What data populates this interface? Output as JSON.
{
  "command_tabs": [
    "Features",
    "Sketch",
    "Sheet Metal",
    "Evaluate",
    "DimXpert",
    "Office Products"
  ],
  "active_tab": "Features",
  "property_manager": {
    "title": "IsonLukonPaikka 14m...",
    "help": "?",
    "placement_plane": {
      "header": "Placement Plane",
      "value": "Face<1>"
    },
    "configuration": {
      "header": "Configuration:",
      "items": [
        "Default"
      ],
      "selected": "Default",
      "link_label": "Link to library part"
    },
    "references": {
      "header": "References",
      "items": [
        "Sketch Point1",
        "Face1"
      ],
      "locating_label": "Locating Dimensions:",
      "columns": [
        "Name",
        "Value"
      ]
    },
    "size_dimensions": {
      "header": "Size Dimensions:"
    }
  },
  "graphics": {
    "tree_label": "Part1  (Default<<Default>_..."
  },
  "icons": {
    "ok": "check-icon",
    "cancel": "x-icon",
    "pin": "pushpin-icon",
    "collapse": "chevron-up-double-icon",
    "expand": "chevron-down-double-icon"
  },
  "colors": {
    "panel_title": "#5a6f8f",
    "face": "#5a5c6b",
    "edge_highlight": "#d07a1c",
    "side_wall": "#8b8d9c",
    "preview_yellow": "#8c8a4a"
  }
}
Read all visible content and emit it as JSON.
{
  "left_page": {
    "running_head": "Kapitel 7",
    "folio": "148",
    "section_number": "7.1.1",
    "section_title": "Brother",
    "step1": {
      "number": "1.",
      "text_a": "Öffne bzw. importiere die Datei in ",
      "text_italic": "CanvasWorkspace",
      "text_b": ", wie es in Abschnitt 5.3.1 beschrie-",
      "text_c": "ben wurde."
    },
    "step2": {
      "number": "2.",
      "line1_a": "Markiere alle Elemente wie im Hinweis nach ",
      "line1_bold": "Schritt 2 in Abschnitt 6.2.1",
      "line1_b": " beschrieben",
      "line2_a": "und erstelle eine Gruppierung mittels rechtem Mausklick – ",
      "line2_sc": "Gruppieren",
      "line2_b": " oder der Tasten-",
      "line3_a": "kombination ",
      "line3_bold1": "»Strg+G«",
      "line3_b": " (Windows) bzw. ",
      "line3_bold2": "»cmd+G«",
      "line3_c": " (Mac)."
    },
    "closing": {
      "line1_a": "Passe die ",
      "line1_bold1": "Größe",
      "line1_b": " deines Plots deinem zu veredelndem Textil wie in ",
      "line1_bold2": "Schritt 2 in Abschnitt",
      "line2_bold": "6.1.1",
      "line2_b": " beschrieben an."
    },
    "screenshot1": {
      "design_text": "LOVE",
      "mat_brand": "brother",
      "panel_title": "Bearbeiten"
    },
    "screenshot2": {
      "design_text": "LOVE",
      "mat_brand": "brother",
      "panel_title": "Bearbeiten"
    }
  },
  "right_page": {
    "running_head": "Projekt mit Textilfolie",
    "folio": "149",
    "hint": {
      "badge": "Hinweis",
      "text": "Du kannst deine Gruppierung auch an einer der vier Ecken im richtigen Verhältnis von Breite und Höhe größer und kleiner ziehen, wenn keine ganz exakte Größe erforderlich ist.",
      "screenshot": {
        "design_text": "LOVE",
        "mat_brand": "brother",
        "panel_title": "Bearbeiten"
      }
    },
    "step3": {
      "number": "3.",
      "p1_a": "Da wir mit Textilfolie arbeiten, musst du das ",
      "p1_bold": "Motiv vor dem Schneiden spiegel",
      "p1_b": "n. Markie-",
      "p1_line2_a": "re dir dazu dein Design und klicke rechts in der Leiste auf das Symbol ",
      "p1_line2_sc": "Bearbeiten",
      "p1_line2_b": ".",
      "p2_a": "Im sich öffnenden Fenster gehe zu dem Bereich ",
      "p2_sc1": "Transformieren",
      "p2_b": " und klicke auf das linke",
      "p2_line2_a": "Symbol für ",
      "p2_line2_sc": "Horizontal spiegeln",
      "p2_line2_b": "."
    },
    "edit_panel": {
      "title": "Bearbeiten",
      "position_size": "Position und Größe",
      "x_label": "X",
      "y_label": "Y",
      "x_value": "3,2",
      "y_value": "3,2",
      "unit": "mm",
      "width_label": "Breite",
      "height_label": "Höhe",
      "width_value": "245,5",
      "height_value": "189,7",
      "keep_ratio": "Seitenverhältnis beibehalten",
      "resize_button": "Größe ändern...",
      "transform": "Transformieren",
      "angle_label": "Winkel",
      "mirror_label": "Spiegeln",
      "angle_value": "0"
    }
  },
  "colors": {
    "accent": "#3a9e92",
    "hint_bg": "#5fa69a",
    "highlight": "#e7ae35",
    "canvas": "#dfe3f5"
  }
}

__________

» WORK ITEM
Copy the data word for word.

» TASK RESPONSE
What data populates this interface? Output as JSON.
{
  "command_tabs": [
    "Features",
    "Sketch",
    "Sheet Metal",
    "Evaluate",
    "DimXpert",
    "Office Products"
  ],
  "active_tab": "Features",
  "property_manager": {
    "title": "IsonLukonPaikka 14m...",
    "help": "?",
    "placement_plane": {
      "header": "Placement Plane",
      "value": "Face<1>"
    },
    "configuration": {
      "header": "Configuration:",
      "items": [
        "Default"
      ],
      "selected": "Default",
      "link_label": "Link to library part"
    },
    "references": {
      "header": "References",
      "items": [
        "Sketch Point1",
        "Face1"
      ],
      "locating_label": "Locating Dimensions:",
      "columns": [
        "Name",
        "Value"
      ]
    },
    "size_dimensions": {
      "header": "Size Dimensions:"
    }
  },
  "graphics": {
    "tree_label": "Part1  (Default<<Default>_..."
  },
  "icons": {
    "ok": "check-icon",
    "cancel": "x-icon",
    "pin": "pushpin-icon",
    "collapse": "chevron-up-double-icon",
    "expand": "chevron-down-double-icon"
  },
  "colors": {
    "panel_title": "#5a6f8f",
    "face": "#5a5c6b",
    "edge_highlight": "#d07a1c",
    "side_wall": "#8b8d9c",
    "preview_yellow": "#8c8a4a"
  }
}
Read all visible content and emit it as JSON.
{
  "left_page": {
    "running_head": "Kapitel 7",
    "folio": "148",
    "section_number": "7.1.1",
    "section_title": "Brother",
    "step1": {
      "number": "1.",
      "text_a": "Öffne bzw. importiere die Datei in ",
      "text_italic": "CanvasWorkspace",
      "text_b": ", wie es in Abschnitt 5.3.1 beschrie-",
      "text_c": "ben wurde."
    },
    "step2": {
      "number": "2.",
      "line1_a": "Markiere alle Elemente wie im Hinweis nach ",
      "line1_bold": "Schritt 2 in Abschnitt 6.2.1",
      "line1_b": " beschrieben",
      "line2_a": "und erstelle eine Gruppierung mittels rechtem Mausklick – ",
      "line2_sc": "Gruppieren",
      "line2_b": " oder der Tasten-",
      "line3_a": "kombination ",
      "line3_bold1": "»Strg+G«",
      "line3_b": " (Windows) bzw. ",
      "line3_bold2": "»cmd+G«",
      "line3_c": " (Mac)."
    },
    "closing": {
      "line1_a": "Passe die ",
      "line1_bold1": "Größe",
      "line1_b": " deines Plots deinem zu veredelndem Textil wie in ",
      "line1_bold2": "Schritt 2 in Abschnitt",
      "line2_bold": "6.1.1",
      "line2_b": " beschrieben an."
    },
    "screenshot1": {
      "design_text": "LOVE",
      "mat_brand": "brother",
      "panel_title": "Bearbeiten"
    },
    "screenshot2": {
      "design_text": "LOVE",
      "mat_brand": "brother",
      "panel_title": "Bearbeiten"
    }
  },
  "right_page": {
    "running_head": "Projekt mit Textilfolie",
    "folio": "149",
    "hint": {
      "badge": "Hinweis",
      "text": "Du kannst deine Gruppierung auch an einer der vier Ecken im richtigen Verhältnis von Breite und Höhe größer und kleiner ziehen, wenn keine ganz exakte Größe erforderlich ist.",
      "screenshot": {
        "design_text": "LOVE",
        "mat_brand": "brother",
        "panel_title": "Bearbeiten"
      }
    },
    "step3": {
      "number": "3.",
      "p1_a": "Da wir mit Textilfolie arbeiten, musst du das ",
      "p1_bold": "Motiv vor dem Schneiden spiegel",
      "p1_b": "n. Markie-",
      "p1_line2_a": "re dir dazu dein Design und klicke rechts in der Leiste auf das Symbol ",
      "p1_line2_sc": "Bearbeiten",
      "p1_line2_b": ".",
      "p2_a": "Im sich öffnenden Fenster gehe zu dem Bereich ",
      "p2_sc1": "Transformieren",
      "p2_b": " und klicke auf das linke",
      "p2_line2_a": "Symbol für ",
      "p2_line2_sc": "Horizontal spiegeln",
      "p2_line2_b": "."
    },
    "edit_panel": {
      "title": "Bearbeiten",
      "position_size": "Position und Größe",
      "x_label": "X",
      "y_label": "Y",
      "x_value": "3,2",
      "y_value": "3,2",
      "unit": "mm",
      "width_label": "Breite",
      "height_label": "Höhe",
      "width_value": "245,5",
      "height_value": "189,7",
      "keep_ratio": "Seitenverhältnis beibehalten",
      "resize_button": "Größe ändern...",
      "transform": "Transformieren",
      "angle_label": "Winkel",
      "mirror_label": "Spiegeln",
      "angle_value": "0"
    }
  },
  "colors": {
    "accent": "#3a9e92",
    "hint_bg": "#5fa69a",
    "highlight": "#e7ae35",
    "canvas": "#dfe3f5"
  }
}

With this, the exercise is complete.